What do bamboo, pineapple, flax and loofah all have in common? They feature in a stunning exhibition by Danish designer Sara Martinsen currently on show at the Bygning A gallery at the A Petersen showroom in Copenhagen. The exhibition, titled Phytophilia, explores different natural fibers in the hope of promoting sustainable design and building practices.
Martinsen spent a year collecting 20 different plant fibers and collating them into a tactile archive. In the exhibition she shows these amazing materials in different states: raw, dried and debarked, ready for spinning, as fabrics, and processed ready for use or as objects. Her work demonstrates not only the beauty of these wide ranging fibers, but their usefulness in all sorts of applications, from insulation to furniture design.
As lovers of sustainable, natural flax we were delighted to see the plant featured in the exhibition. You can see the flax in bundles of dried fibers. Martinsen invites visitors to see, smell and touch the fibers, hoping we will make a connection with them and be more likely to use them in our lives.
Her philosophy is about using natural materials to reduce our carbon footprint and impact on the environment. Instead of synthetic materials that don’t biodegrade and use toxic chemicals to process, Martinsen believes we should be looking to other, more sustainable sources. She says, ‘We are raised and educated to believe in the importance of leaving a mark. When in fact we need to leave zero and nothing.
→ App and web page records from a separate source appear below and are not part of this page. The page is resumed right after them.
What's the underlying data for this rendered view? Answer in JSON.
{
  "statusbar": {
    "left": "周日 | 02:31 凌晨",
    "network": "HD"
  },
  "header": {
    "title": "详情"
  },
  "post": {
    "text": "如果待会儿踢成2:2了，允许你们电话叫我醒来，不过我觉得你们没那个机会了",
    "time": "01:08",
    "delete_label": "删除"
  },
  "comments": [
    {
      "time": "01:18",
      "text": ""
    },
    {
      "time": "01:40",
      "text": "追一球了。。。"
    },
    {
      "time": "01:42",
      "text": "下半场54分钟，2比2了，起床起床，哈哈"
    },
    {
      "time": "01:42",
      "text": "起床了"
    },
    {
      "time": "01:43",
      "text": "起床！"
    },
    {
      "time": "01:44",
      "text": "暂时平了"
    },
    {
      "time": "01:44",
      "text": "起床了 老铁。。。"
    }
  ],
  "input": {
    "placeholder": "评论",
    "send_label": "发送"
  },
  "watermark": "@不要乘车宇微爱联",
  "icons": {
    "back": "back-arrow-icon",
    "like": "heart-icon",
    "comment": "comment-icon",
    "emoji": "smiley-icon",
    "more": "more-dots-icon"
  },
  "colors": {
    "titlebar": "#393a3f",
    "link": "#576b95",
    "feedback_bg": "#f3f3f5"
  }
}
This is where the plant fibers become relevant. They can vanish and degrade.’
By experiencing new materials and seeing them almost as artworks in themselves, we can think differently about the natural resources around us. Instead of exploiting the planet we can use materials that benefit both ourselves and the natural world, and get inspired about innovative ways to create products. Martinsen presents her fiber archive in various forms, including as sculpture and finished objects, fusing the beauty and utility of each.
As we know, flax in one of those incredibly versatile fibers that people have used for thousands of years in many different ways. From super-cosy linen bedsheets to artists’ canvases, linen lends its strength, durability and softness to a wide range of uses. We love that Martinsen has included flax in her exhibition, and hope more designers, architects, craftspeople and artists find new ways to bring it into our lives.
For some simple ways to make your home more eco-friendly, go here.
All photos credited to Kristian Holm